- _Task prompt_: Set down the entries below exactly; drop the pictures.

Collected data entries
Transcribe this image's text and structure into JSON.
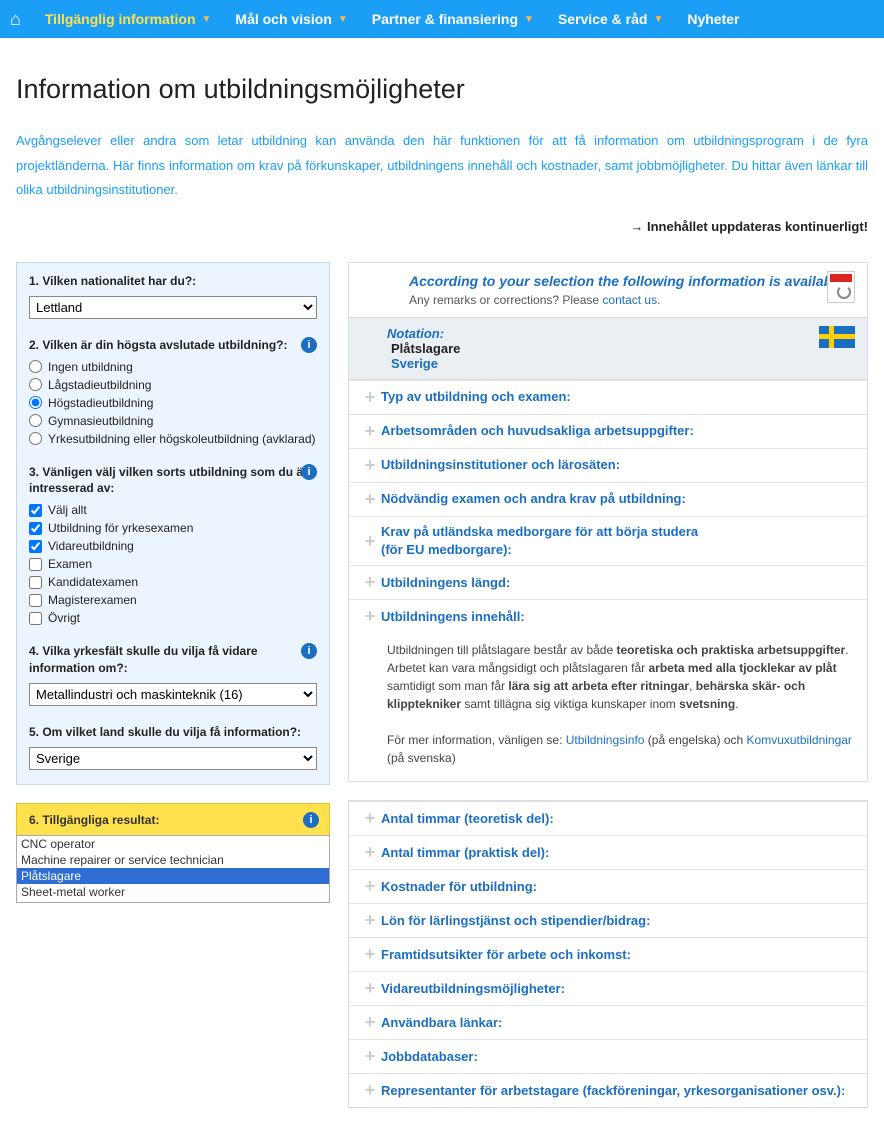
{
  "nav": {
    "items": [
      {
        "label": "Tillgänglig information",
        "active": true,
        "caret": true
      },
      {
        "label": "Mål och vision",
        "active": false,
        "caret": true
      },
      {
        "label": "Partner & finansiering",
        "active": false,
        "caret": true
      },
      {
        "label": "Service & råd",
        "active": false,
        "caret": true
      },
      {
        "label": "Nyheter",
        "active": false,
        "caret": false
      }
    ]
  },
  "page": {
    "title": "Information om utbildningsmöjligheter",
    "intro": "Avgångselever eller andra som letar utbildning kan använda den här funktionen för att få information om utbildningsprogram i de fyra projektländerna. Här finns information om krav på förkunskaper, utbildningens innehåll och kostnader, samt jobbmöjligheter. Du hittar även länkar till olika utbildningsinstitutioner.",
    "update_note": "→ Innehållet uppdateras kontinuerligt!"
  },
  "filters": {
    "q1": {
      "label": "1. Vilken nationalitet har du?:",
      "value": "Lettland"
    },
    "q2": {
      "label": "2. Vilken är din högsta avslutade utbildning?:",
      "options": [
        "Ingen utbildning",
        "Lågstadieutbildning",
        "Högstadieutbildning",
        "Gymnasieutbildning",
        "Yrkesutbildning eller högskoleutbildning (avklarad)"
      ],
      "selected": "Högstadieutbildning"
    },
    "q3": {
      "label": "3. Vänligen välj vilken sorts utbildning som du är intresserad av:",
      "options": [
        {
          "label": "Välj allt",
          "checked": true
        },
        {
          "label": "Utbildning för yrkesexamen",
          "checked": true
        },
        {
          "label": "Vidareutbildning",
          "checked": true
        },
        {
          "label": "Examen",
          "checked": false
        },
        {
          "label": "Kandidatexamen",
          "checked": false
        },
        {
          "label": "Magisterexamen",
          "checked": false
        },
        {
          "label": "Övrigt",
          "checked": false
        }
      ]
    },
    "q4": {
      "label": "4. Vilka yrkesfält skulle du vilja få vidare information om?:",
      "value": "Metallindustri och maskinteknik (16)"
    },
    "q5": {
      "label": "5. Om vilket land skulle du vilja få information?:",
      "value": "Sverige"
    },
    "q6": {
      "label": "6. Tillgängliga resultat:",
      "options": [
        "CNC operator",
        "Machine repairer or service technician",
        "Plåtslagare",
        "Sheet-metal worker"
      ],
      "selected": "Plåtslagare"
    }
  },
  "main": {
    "heading": "According to your selection the following information is available",
    "remarks_prefix": "Any remarks or corrections? Please ",
    "remarks_link": "contact us",
    "remarks_suffix": ".",
    "notation_label": "Notation:",
    "notation_name": "Plåtslagare",
    "notation_country": "Sverige",
    "sections_a": [
      "Typ av utbildning och examen:",
      "Arbetsområden och huvudsakliga arbetsuppgifter:",
      "Utbildningsinstitutioner och lärosäten:",
      "Nödvändig examen och andra krav på utbildning:",
      "Krav på utländska medborgare för att börja studera\n(för EU medborgare):",
      "Utbildningens längd:"
    ],
    "expanded": {
      "title": "Utbildningens innehåll:",
      "body_html": "Utbildningen till plåtslagare består av både <b>teoretiska och praktiska arbetsuppgifter</b>. Arbetet kan vara mångsidigt och  plåtslagaren får <b>arbeta med alla tjocklekar av plåt</b> samtidigt som man får <b>lära sig att arbeta efter ritningar</b>, <b>behärska skär- och klipptekniker</b> samt tillägna sig viktiga kunskaper inom <b>svetsning</b>.<br><br>För mer information, vänligen se: <a href='#'>Utbildningsinfo</a> (på engelska) och <a href='#'>Komvuxutbildningar</a> (på svenska)"
    },
    "sections_b": [
      "Antal timmar (teoretisk del):",
      "Antal timmar (praktisk del):",
      "Kostnader för utbildning:",
      "Lön för lärlingstjänst och stipendier/bidrag:",
      "Framtidsutsikter för arbete och inkomst:",
      "Vidareutbildningsmöjligheter:",
      "Användbara länkar:",
      "Jobbdatabaser:",
      "Representanter för arbetstagare (fackföreningar, yrkesorganisationer osv.):"
    ]
  }
}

- _Output for this task_:
Transcribe this image's text and structure into JSON.
{
  "nav": {
    "items": [
      {
        "label": "Tillgänglig information",
        "active": true,
        "caret": true
      },
      {
        "label": "Mål och vision",
        "active": false,
        "caret": true
      },
      {
        "label": "Partner & finansiering",
        "active": false,
        "caret": true
      },
      {
        "label": "Service & råd",
        "active": false,
        "caret": true
      },
      {
        "label": "Nyheter",
        "active": false,
        "caret": false
      }
    ]
  },
  "page": {
    "title": "Information om utbildningsmöjligheter",
    "intro": "Avgångselever eller andra som letar utbildning kan använda den här funktionen för att få information om utbildningsprogram i de fyra projektländerna. Här finns information om krav på förkunskaper, utbildningens innehåll och kostnader, samt jobbmöjligheter. Du hittar även länkar till olika utbildningsinstitutioner.",
    "update_note": "→ Innehållet uppdateras kontinuerligt!"
  },
  "filters": {
    "q1": {
      "label": "1. Vilken nationalitet har du?:",
      "value": "Lettland"
    },
    "q2": {
      "label": "2. Vilken är din högsta avslutade utbildning?:",
      "options": [
        "Ingen utbildning",
        "Lågstadieutbildning",
        "Högstadieutbildning",
        "Gymnasieutbildning",
        "Yrkesutbildning eller högskoleutbildning (avklarad)"
      ],
      "selected": "Högstadieutbildning"
    },
    "q3": {
      "label": "3. Vänligen välj vilken sorts utbildning som du är intresserad av:",
      "options": [
        {
          "label": "Välj allt",
          "checked": true
        },
        {
          "label": "Utbildning för yrkesexamen",
          "checked": true
        },
        {
          "label": "Vidareutbildning",
          "checked": true
        },
        {
          "label": "Examen",
          "checked": false
        },
        {
          "label": "Kandidatexamen",
          "checked": false
        },
        {
          "label": "Magisterexamen",
          "checked": false
        },
        {
          "label": "Övrigt",
          "checked": false
        }
      ]
    },
    "q4": {
      "label": "4. Vilka yrkesfält skulle du vilja få vidare information om?:",
      "value": "Metallindustri och maskinteknik (16)"
    },
    "q5": {
      "label": "5. Om vilket land skulle du vilja få information?:",
      "value": "Sverige"
    },
    "q6": {
      "label": "6. Tillgängliga resultat:",
      "options": [
        "CNC operator",
        "Machine repairer or service technician",
        "Plåtslagare",
        "Sheet-metal worker"
      ],
      "selected": "Plåtslagare"
    }
  },
  "main": {
    "heading": "According to your selection the following information is available",
    "remarks_prefix": "Any remarks or corrections? Please ",
    "remarks_link": "contact us",
    "remarks_suffix": ".",
    "notation_label": "Notation:",
    "notation_name": "Plåtslagare",
    "notation_country": "Sverige",
    "sections_a": [
      "Typ av utbildning och examen:",
      "Arbetsområden och huvudsakliga arbetsuppgifter:",
      "Utbildningsinstitutioner och lärosäten:",
      "Nödvändig examen och andra krav på utbildning:",
      "Krav på utländska medborgare för att börja studera\n(för EU medborgare):",
      "Utbildningens längd:"
    ],
    "expanded": {
      "title": "Utbildningens innehåll:",
      "body_html": "Utbildningen till plåtslagare består av både <b>teoretiska och praktiska arbetsuppgifter</b>. Arbetet kan vara mångsidigt och  plåtslagaren får <b>arbeta med alla tjocklekar av plåt</b> samtidigt som man får <b>lära sig att arbeta efter ritningar</b>, <b>behärska skär- och klipptekniker</b> samt tillägna sig viktiga kunskaper inom <b>svetsning</b>.<br><br>För mer information, vänligen se: <a href='#'>Utbildningsinfo</a> (på engelska) och <a href='#'>Komvuxutbildningar</a> (på svenska)"
    },
    "sections_b": [
      "Antal timmar (teoretisk del):",
      "Antal timmar (praktisk del):",
      "Kostnader för utbildning:",
      "Lön för lärlingstjänst och stipendier/bidrag:",
      "Framtidsutsikter för arbete och inkomst:",
      "Vidareutbildningsmöjligheter:",
      "Användbara länkar:",
      "Jobbdatabaser:",
      "Representanter för arbetstagare (fackföreningar, yrkesorganisationer osv.):"
    ]
  }
}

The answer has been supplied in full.